Component data from apps and pages
•••••
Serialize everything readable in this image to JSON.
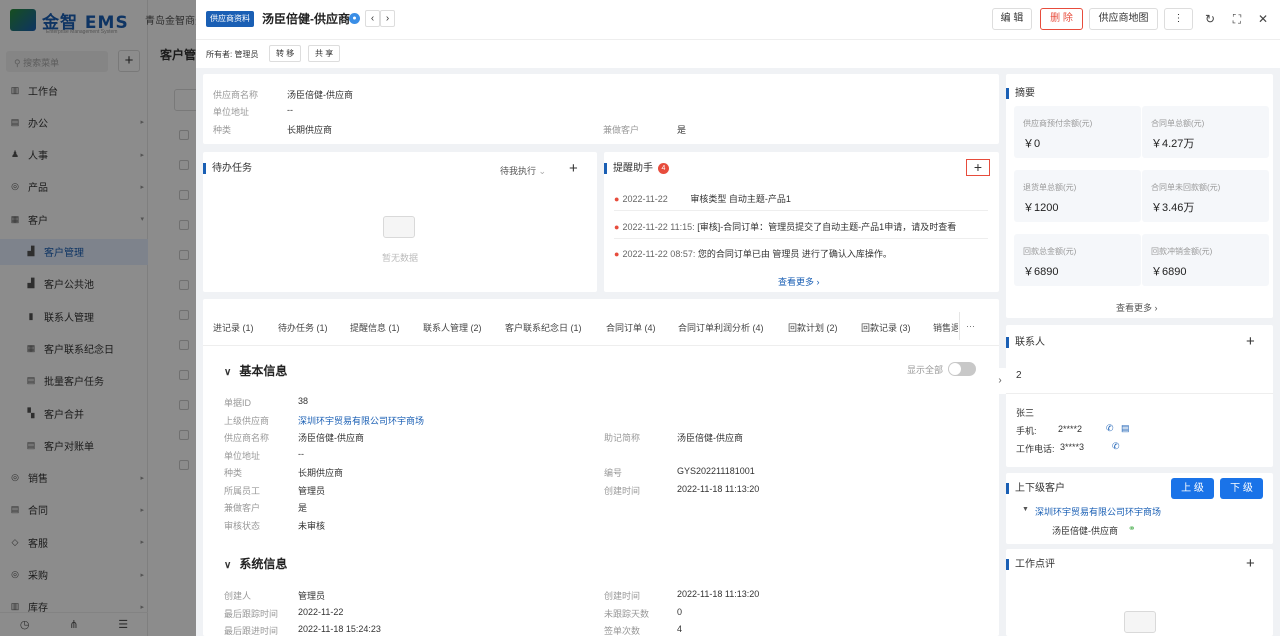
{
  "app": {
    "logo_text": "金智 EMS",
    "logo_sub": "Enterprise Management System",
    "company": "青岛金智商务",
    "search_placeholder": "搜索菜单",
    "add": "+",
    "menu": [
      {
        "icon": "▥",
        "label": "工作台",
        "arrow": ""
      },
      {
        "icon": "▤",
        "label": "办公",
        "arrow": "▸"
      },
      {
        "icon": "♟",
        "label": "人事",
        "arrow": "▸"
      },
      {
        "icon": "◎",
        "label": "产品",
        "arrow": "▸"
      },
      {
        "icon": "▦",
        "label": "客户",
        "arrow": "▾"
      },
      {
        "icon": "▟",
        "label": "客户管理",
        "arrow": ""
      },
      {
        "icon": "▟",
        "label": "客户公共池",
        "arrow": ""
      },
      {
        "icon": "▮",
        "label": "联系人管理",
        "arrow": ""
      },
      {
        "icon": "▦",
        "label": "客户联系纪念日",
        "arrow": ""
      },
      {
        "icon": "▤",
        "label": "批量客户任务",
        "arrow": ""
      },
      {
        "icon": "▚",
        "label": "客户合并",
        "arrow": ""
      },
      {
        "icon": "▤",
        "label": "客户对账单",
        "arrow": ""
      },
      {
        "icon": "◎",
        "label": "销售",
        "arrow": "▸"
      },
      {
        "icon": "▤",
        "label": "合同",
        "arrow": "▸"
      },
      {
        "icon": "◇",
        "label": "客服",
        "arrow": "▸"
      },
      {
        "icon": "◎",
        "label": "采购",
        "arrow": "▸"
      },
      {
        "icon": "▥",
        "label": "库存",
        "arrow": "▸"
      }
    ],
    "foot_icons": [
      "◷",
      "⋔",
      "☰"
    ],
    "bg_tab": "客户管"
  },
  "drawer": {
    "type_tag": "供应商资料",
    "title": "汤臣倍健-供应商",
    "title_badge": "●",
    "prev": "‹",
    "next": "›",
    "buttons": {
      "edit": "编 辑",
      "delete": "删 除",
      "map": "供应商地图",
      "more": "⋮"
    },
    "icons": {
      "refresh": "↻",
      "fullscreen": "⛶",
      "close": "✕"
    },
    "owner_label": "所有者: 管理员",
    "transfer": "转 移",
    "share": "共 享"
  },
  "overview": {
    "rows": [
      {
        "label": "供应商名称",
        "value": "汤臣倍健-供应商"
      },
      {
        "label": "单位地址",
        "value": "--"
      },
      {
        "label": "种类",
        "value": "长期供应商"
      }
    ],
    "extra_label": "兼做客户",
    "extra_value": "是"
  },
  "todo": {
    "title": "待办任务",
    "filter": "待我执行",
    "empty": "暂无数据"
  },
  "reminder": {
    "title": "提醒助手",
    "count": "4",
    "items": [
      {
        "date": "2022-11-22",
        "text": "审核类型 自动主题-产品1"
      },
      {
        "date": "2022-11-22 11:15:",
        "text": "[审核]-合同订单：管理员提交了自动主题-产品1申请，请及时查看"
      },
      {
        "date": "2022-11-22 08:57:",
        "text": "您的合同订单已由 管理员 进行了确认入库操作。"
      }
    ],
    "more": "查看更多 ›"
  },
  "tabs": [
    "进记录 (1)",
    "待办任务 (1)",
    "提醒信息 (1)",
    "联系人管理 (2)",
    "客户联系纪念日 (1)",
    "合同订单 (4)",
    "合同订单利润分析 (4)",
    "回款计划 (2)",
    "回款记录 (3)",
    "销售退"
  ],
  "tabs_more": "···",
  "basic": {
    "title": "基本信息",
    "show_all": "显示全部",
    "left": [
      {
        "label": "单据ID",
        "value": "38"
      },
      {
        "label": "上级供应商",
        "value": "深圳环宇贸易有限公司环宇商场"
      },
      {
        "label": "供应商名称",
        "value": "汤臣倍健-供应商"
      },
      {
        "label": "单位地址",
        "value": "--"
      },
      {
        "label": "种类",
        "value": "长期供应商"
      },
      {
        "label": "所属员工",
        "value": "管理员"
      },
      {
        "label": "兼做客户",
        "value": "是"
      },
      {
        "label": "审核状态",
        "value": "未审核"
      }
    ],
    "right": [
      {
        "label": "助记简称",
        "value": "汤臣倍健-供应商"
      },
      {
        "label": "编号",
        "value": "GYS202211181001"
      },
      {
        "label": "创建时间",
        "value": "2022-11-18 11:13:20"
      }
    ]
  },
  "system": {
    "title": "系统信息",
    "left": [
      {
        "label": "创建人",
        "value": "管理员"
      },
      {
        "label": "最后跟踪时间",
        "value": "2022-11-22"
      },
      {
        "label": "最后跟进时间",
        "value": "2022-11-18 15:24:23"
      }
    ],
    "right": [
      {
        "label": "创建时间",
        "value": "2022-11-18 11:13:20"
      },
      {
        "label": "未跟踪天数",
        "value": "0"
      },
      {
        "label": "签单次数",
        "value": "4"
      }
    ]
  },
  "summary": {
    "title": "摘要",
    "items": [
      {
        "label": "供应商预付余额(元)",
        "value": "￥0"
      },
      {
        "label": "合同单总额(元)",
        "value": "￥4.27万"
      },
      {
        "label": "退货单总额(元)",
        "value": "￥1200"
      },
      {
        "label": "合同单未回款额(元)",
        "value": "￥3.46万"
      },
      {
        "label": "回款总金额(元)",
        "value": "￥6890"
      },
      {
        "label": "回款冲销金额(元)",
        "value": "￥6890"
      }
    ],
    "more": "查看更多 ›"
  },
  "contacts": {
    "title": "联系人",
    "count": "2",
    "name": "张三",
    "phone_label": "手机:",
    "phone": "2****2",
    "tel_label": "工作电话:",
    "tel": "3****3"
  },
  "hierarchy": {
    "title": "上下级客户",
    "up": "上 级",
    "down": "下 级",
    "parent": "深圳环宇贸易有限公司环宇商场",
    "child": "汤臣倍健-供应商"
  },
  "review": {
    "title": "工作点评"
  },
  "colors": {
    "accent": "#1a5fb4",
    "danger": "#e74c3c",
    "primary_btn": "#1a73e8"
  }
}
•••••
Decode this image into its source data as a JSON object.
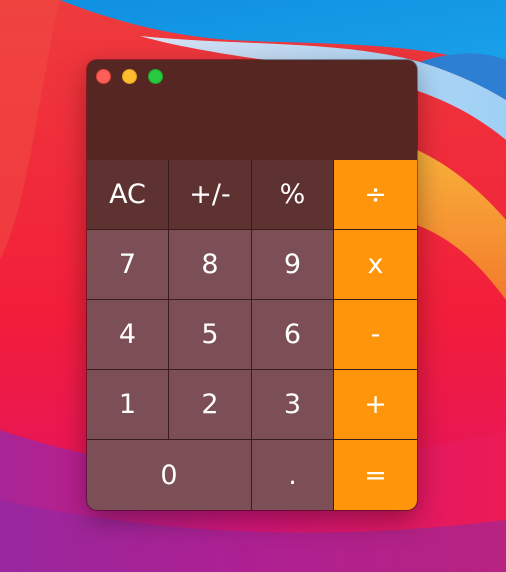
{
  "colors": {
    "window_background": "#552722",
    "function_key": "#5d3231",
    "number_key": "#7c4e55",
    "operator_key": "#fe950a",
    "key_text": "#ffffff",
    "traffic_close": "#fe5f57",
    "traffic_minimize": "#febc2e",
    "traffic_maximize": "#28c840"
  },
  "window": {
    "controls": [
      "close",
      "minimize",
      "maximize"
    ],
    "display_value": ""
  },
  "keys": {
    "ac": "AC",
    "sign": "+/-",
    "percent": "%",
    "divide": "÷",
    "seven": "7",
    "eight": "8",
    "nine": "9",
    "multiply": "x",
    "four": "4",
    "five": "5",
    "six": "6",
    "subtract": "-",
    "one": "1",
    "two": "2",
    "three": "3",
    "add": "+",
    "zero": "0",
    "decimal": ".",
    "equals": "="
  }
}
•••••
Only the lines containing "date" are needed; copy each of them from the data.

        "date": "2022-11-22",
        "date": "2022-11-22 11:15:",
        "date": "2022-11-22 08:57:",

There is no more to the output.